The photographer interprets the surreal desertscapes of the pioneer painter for the Tate
To celebrate the opening of the Tate Modern’s retrospective of American modernist painter Georgia O’Keeffe, photographer Petra Collins has reinterpreted her work in a surreal, dreamlike video sequence.
Bringing to life the desertscapes of New Mexico and sprawling scenes of Lake George in upstate New York O’Keeffe was famous for, the Canadian photographer got together some of her creative muses to interact with the environments, including Barbara Ferreira, Lee Armoogam, Seasheel Coker, Maia Ruth Lee and Ajani Russell. Archival interviews with O’Keefe from the Tate are overlaid on the pastel tableaux.
Speaking to Vogue about her love for the Wisconsin-born painter, Collins said: “I was in a colour class. I was so drawn to her work, the shapes and lines, how she took a simple American landscape and made it into this soft but also super-hard object. Her paintings are pretty realistic, but they’re also very surreal.”

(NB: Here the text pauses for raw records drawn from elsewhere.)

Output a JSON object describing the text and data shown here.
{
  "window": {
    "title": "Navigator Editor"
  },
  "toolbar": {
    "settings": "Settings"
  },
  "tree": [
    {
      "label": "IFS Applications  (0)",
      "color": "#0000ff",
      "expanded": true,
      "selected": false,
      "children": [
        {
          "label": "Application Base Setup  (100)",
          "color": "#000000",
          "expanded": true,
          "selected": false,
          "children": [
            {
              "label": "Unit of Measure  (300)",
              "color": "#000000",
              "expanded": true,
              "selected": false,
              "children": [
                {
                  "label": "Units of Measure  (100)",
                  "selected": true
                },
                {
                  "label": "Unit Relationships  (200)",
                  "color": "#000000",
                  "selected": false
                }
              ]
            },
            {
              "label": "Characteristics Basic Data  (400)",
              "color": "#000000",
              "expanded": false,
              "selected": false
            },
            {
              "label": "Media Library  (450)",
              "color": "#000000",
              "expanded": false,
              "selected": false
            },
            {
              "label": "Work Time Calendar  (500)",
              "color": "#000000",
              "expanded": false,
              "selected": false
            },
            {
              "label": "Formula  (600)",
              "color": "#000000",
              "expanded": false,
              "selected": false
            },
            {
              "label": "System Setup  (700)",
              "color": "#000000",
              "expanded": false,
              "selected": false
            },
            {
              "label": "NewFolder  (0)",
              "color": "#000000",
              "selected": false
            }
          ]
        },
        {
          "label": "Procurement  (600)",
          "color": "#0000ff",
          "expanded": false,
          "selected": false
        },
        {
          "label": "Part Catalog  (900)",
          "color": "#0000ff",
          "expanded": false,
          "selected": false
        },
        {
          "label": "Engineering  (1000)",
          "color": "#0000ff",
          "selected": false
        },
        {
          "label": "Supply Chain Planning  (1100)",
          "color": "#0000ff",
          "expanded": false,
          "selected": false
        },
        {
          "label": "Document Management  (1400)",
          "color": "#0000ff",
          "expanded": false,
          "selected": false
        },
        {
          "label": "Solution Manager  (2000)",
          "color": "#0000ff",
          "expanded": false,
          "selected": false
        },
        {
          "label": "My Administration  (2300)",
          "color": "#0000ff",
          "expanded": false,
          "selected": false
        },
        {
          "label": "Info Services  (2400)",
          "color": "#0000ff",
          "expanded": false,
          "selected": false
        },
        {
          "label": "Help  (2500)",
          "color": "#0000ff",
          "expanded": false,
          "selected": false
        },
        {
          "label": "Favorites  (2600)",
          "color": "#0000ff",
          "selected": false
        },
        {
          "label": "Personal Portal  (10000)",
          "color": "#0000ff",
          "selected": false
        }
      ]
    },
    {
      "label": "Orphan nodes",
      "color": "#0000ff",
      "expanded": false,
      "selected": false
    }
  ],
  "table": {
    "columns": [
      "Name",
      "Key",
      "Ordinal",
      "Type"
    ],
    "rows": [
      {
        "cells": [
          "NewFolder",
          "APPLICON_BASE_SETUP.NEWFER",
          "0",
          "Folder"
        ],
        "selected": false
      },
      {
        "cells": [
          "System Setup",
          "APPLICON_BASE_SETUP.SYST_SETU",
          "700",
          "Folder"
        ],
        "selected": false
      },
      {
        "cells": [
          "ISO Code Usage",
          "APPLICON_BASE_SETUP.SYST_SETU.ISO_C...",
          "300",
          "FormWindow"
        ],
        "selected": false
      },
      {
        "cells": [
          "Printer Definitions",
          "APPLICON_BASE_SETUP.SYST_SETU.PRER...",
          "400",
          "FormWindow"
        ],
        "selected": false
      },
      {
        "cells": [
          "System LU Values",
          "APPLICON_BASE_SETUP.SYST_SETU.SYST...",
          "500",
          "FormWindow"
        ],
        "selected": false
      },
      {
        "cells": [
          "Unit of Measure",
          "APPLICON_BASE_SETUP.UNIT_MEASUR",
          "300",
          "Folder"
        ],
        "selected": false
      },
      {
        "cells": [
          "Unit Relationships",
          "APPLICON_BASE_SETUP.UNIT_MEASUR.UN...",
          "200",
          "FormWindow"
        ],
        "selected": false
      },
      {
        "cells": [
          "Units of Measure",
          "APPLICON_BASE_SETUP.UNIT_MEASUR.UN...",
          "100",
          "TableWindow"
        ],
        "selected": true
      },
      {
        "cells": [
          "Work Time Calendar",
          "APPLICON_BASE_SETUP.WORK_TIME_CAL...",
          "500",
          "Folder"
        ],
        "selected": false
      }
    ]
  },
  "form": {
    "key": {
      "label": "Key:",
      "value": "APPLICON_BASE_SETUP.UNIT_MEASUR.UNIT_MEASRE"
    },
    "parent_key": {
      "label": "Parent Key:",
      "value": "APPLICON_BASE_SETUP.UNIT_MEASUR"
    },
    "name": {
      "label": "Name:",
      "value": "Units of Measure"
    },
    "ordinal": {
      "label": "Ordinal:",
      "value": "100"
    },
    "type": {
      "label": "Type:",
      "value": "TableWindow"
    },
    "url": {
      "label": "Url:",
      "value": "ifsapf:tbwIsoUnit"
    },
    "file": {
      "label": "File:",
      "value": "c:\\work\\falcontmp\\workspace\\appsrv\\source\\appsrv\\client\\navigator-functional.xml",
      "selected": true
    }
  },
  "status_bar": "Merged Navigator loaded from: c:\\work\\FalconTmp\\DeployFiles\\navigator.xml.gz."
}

Collins uses her homage to explore the nuances of O’Keeffe’s themes: many imposed ideas of sexuality and the female body onto her work, when really, it was a much more organic process. “I tried to paint what I saw,” the painter says in the audio. “I thought someone could tell me how to paint a landscape, but I never found that person. I had to just settle down and try. I thought somebody could tell me how, but I found nobody could. They could tell you how they painted their landscape, but they couldn’t tell me to paint mine.”
“People always wanted to sexualise her, to make her work about sex, to make it about the female body. It could be, but I found it really interesting that she couldn’t paint her own landscape without people putting these connotations on it,” Collins explained. “People were telling her, this is this. And she would say, No: My landscape is my landscape.”
Exploring her own artistic parallels with the painter, Collins said: “I feel like that’s what I do, and what a lot of the girls in this video do, too.”
The retrospective on the trailblazing twentieth century artist is on at the Tate Modern 6 July – 30 October, with over 100 of her artworks on display.